Comparable in size to a large vitamin, the Micra TPS does not require the use of leads, to deliver pacing therapy; rather, it is attached to the heart via small tines and delivers electrical impulses that pace the heart through an electrode at the end of the device.
“Unlike traditional pacemakers, the Micra TPS does not require leads or a surgical ‘pocket’ under the skin, so potential sources of complications are eliminated-as are any visible signs of the device,” says Philippe Ritter, cardiologist at Hôpital Cardiologique de Haut Lévêque and Centre Hospitalier Universitaire (CHU) Bordeaux, France. “While the Micra TPS is dramatically smaller, it is a fully self-contained pacemaker that still delivers the most advanced pacing technology available to patients.”
Once positioned, the Micra TPS is attached to the heart wall and can be repositioned or retrieved, if needed. The device responds to patients’ activity levels by automatically adjusting therapy. Despite its miniaturised size, the Micra TPS has an estimated 10-year battery life and is approved for full body MRI scans, providing patients with access to the most advanced imaging diagnostic procedures.
The device was awarded CE mark based on results from the first 60 patients (at three months) in the Medtronic Micra TPS Global Clinical Trial. The trial is ongoing and will continue to evaluate the safety and efficacy of the device through a single-arm, multicentre study that will enrol up to 780 patients at approximately 50 centres in 20 countries.
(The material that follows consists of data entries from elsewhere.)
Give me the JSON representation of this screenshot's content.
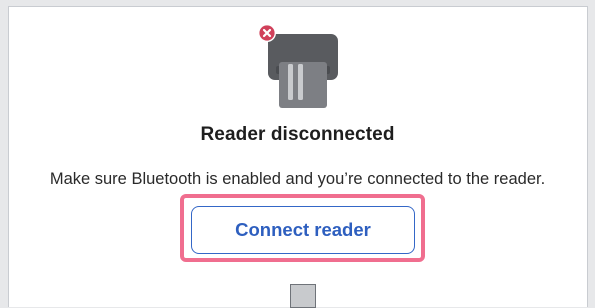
{
  "status": {
    "title": "Reader disconnected",
    "message": "Make sure Bluetooth is enabled and you’re connected to the reader."
  },
  "actions": {
    "connect_label": "Connect reader"
  },
  "icons": {
    "reader": "card-reader-icon",
    "error": "error-x-badge-icon"
  },
  "colors": {
    "accent": "#2e5fbf",
    "error_badge": "#d0405a",
    "highlight": "#f06e8f"
  }
}
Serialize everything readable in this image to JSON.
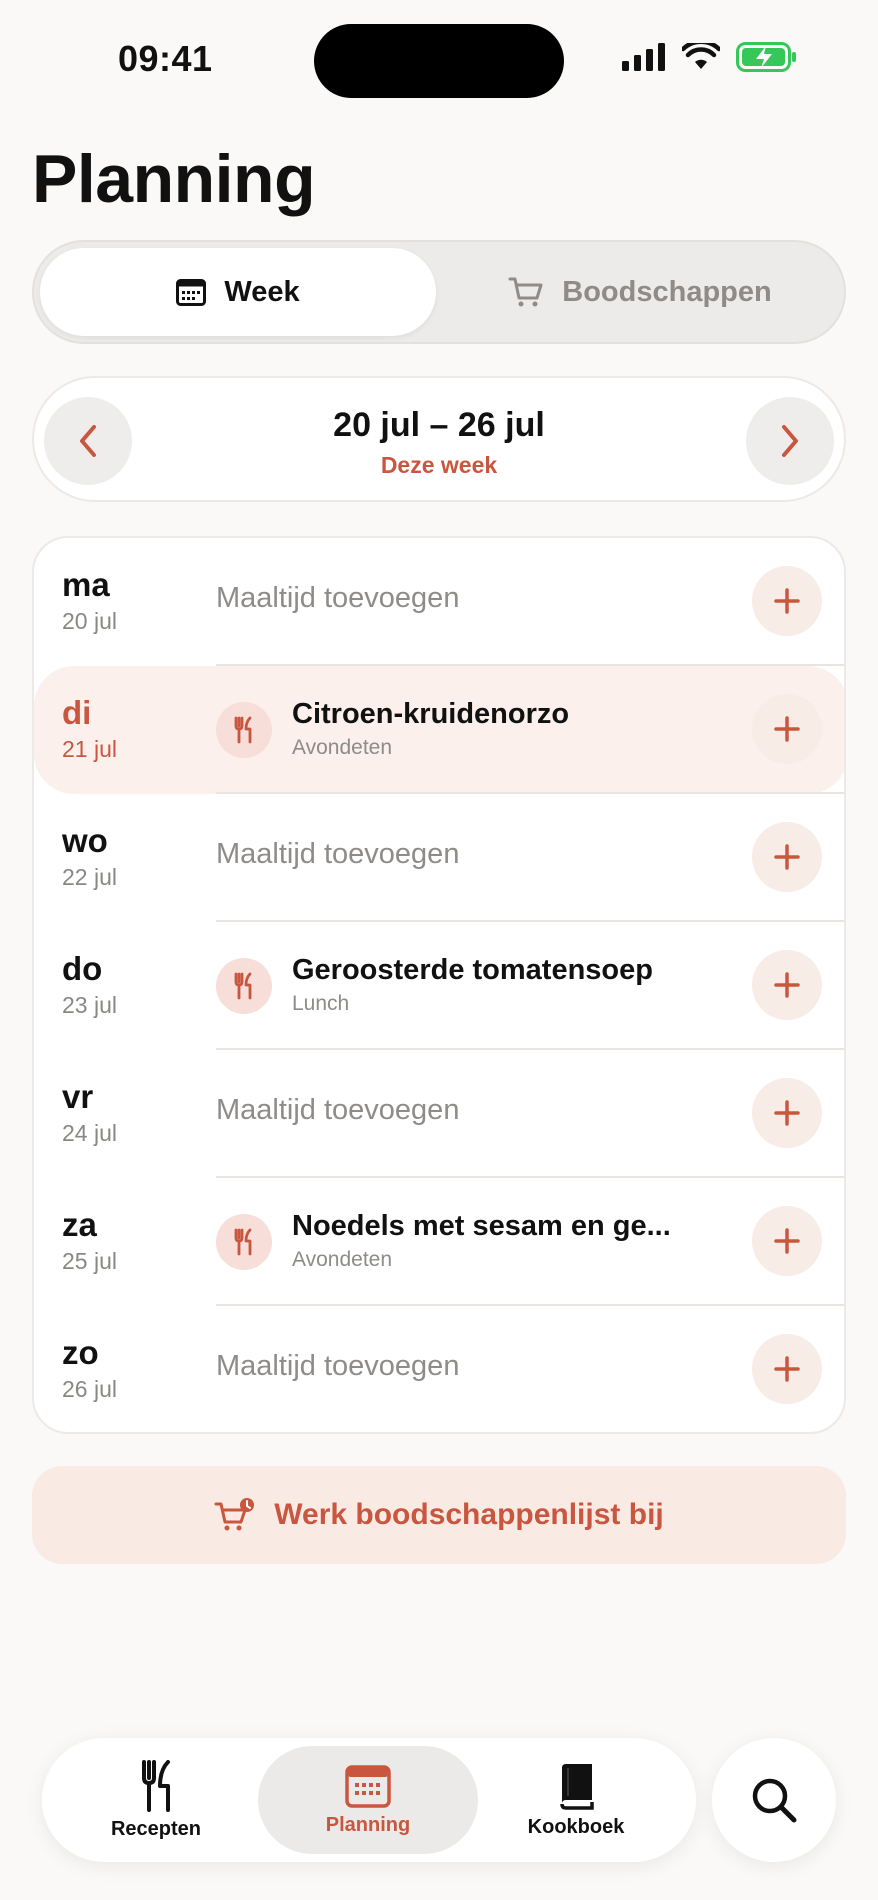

Initial results from the Micra TPS Global Clinical Trial will be revealed for the first time at a late-breaking clinical trials session at the Heart Rhythm Society’s 2015 Annual Scientific Sessions in May.
In the USA, the Micra TPS is an investigational device and not yet approved for commercial use.
“Our cross-functional teams have been working for years to redefine engineering limits and production capabilities by radically reducing the size of medical devices by more than 90% while continuing to innovate upon the existing technology,” says Brian Urke, vice president and general manager of the Cardiac Rhythm and Heart Failure’s Brady business, which is part of the Cardiac and Vascular Group at Medtronic. “We believe our investment in this research is transforming cardiac care and will provide more and better therapy options to patients.”
The Micra device is available for patients who benefit from single-chamber pacing as it paces the right ventricle.